Sharing skills and knowledge across disciplines is part of our collaborative culture at Second Story, and my generous colleagues lend themselves without pause. This summer, I had the opportunity to extend the studio’s spirit of mentorship by working with a team of product design students from the University of Oregon.
I came to know this team via an article written about Design For America (DFA), a national organization that supports groups of interdisciplinary students as they dedicate a project—without class credit—to a local challenge. I was connected with the DFA team at the University of Oregon. The core team, comprised of designers Mica Russo, Andre Brown, and Madeleine Belval, have spent the last three years researching, testing, designing, and developing an environmental interactive installation catered to non-verbal autistic classrooms. Their project, titled Melo, uses light, sound, and tactility to engage students with their environment and with each other.
At the point where this mentorship began, the team was nearing the final stretch of their project. Their concept for Melo was well defined and in the process of being developed.
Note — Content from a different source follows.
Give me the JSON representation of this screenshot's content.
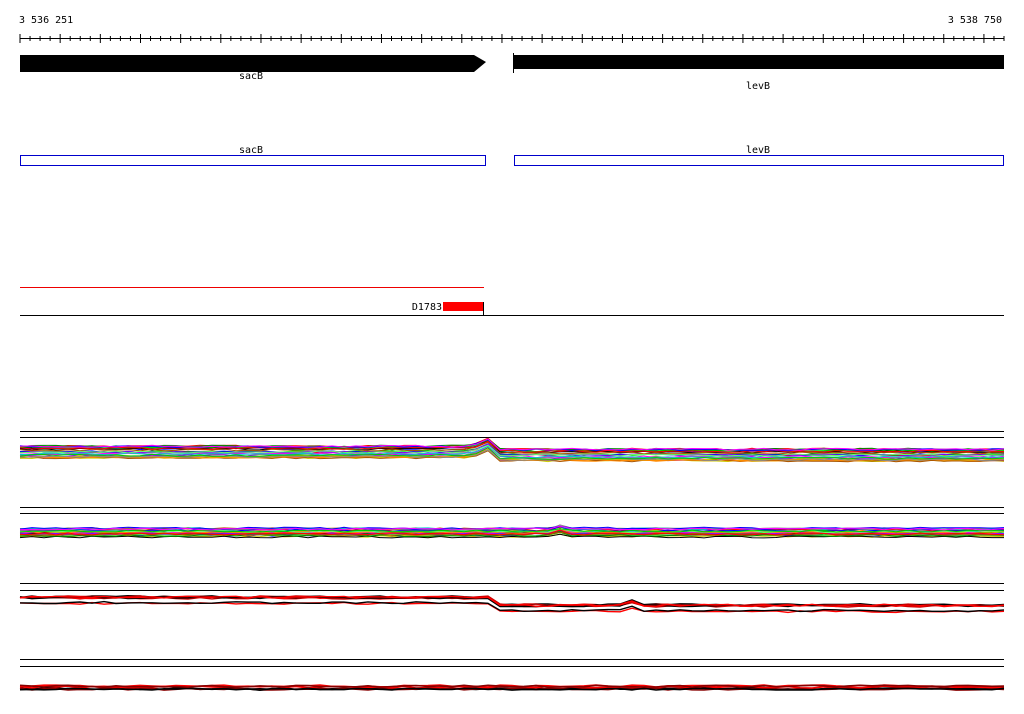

They had one unanimous goal—to donate and install Melo into four classrooms around Oregon—yet they were still seeking a sense of closure around their project before graduating.
After a few discussions, it was clear that the team had trouble describing this project and their process without extensive depth—so it goes when you have your head down in a project for many years. We decided that our time together would be best served by my helping the team define themselves and tell their story. Using the 2014 IxDA Awards application deadline as a milestone, the Melo team, with participation from fellow UO student Sean Danaher, created a video and written pieces that summarize the project and their last three years of dedication into a concise and thoughtful narrative. Of course, this was no small task, and this effort was running concurrently with the final stretch of development. With a summer full of hard work, and some additional guidance from senior experience designer Norman Lau, senior interactive developer Matt Fargo and interactive developer Chris Carlson, they met their award deadline and are on track to deliver Melo to local classrooms before the end of the year.
Looking back on this experience, I am reminded of the larger benefits of mentorship, both inside and outside of working environments. While designers can be particularly cautious about where they invest their time, mentorship is the most generous way to engage the creative community. If you find you are interested in delving into a mentorship of your own, I have found these practices to be very successful:
Mutual excitement: It was insightful to see the team’s tactics as they charted the foreign waters of programmatic language, visual and written storytelling, and even operating camera equipment. Their confidence, passion, and experimental energy made it exciting to play an active part in their process.
Developing trust: The trust we built together reinforced that neither of us was wasting our time. The team’s expectation for me was to be invested and to care enough to challenge their work to be the best it could be. Similarly, I trusted in the team that they would be motivated enough to reach their goal and have our collaborative efforts realized.
Becoming friends: I believe that friendship is what distinguishes a mentor from an instructor. While an instructor feels a sense of obligation, a mentor has an authentic emotional investment in their mentee’s success—making the end goal of the relationship more than just a grade or pat on the back.
To learn more about Design For America and to sign up to mentor student teams in your community, visit http://designforamerica.com/.
— Kirsten Southwell, Experience Designer